Back in 2016, General Motors acquired the self-driving startup Cruise for an undisclosed fee, just nine months after the company had acquired a licence to test autonomous cars on the streets of San Francisco.
Then, in 2018, it was announced that Honda had taken a small 5.7% stake in the same company and would work with GM to develop a purpose-built self-driving vehicle. And here we are. This is your first glimpse at said vehicle, the Cruise Origin. It comes with all the relevant buzzwords: electric, autonomous, shared, connected.
Up until now, Cruise has been testing its autonomous tech on modified Chevrolet Bolts with drivers behind the wheel in case of emergency. That presents a problem, though, because the eagle-eyed among you may have spotted the lack of steering wheel, pedals, and pretty much anything else car-like in the Origin. Yeah, it’s not road-legal yet, and Cruise is placing no timeline on when we might see them put into production.
Thankfully, there are some numbers for your perusal. The Origin is essentially a six-seat ride-sharing taxi, which Cruise says would be in operation 24/7 and would be hailed via an app. Thanks to its modular construction, each Origin will apparently be able to cover over 1.6 million kilometers in its lifetime, and could be built for roughly half the cost of an electric SUV today.
It’s powered by a brand-new, all-electric platform built by GM—although there are no details on power, or range, or anything like that at this early stage. The only other thing we can tell you is that those doors slide open and Cruise says the gap is “wide enough to make room for one person to step in while another person steps out.”
Clearly, they need to scrub up on their train-riding etiquette. If this kind of thing is going to be the future of motoring, let’s at least not descend into anarchy at the same time...

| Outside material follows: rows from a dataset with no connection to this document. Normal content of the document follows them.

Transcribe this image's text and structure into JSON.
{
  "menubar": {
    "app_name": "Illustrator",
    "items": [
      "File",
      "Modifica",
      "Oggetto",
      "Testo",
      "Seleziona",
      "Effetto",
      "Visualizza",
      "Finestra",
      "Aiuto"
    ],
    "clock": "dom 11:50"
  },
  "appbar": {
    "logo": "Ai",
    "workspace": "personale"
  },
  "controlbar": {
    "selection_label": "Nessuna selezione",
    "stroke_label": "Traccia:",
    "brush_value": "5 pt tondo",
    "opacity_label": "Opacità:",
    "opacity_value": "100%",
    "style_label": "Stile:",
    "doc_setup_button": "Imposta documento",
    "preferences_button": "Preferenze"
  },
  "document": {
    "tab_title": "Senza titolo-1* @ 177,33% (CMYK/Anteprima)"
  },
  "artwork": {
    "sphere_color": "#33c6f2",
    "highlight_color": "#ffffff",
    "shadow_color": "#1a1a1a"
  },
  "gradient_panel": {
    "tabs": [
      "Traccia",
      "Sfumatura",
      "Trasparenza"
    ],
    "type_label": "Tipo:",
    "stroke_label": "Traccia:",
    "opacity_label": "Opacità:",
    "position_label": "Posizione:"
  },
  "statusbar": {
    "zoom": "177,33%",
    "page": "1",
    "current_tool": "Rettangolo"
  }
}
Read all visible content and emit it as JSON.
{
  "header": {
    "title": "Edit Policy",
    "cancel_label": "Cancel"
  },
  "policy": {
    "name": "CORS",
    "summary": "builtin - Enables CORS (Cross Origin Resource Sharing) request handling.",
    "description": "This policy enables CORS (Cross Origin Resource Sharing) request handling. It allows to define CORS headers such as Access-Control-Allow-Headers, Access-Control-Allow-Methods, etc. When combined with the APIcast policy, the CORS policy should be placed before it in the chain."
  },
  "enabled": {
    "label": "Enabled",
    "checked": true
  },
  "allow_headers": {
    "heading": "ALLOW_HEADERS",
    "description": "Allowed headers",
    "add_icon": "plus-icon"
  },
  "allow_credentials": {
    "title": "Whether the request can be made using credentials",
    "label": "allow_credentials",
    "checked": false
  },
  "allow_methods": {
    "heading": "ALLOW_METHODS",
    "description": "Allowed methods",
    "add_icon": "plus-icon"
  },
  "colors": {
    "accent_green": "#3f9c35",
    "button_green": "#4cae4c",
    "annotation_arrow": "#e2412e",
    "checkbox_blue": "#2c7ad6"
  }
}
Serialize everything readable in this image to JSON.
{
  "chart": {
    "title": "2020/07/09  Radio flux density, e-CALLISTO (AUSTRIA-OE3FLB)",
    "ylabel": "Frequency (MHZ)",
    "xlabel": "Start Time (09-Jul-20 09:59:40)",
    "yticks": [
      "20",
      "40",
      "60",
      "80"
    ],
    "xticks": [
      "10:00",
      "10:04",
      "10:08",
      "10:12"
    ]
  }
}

NOTE: This article first appeared on TopGear.com. Minor edits have been made.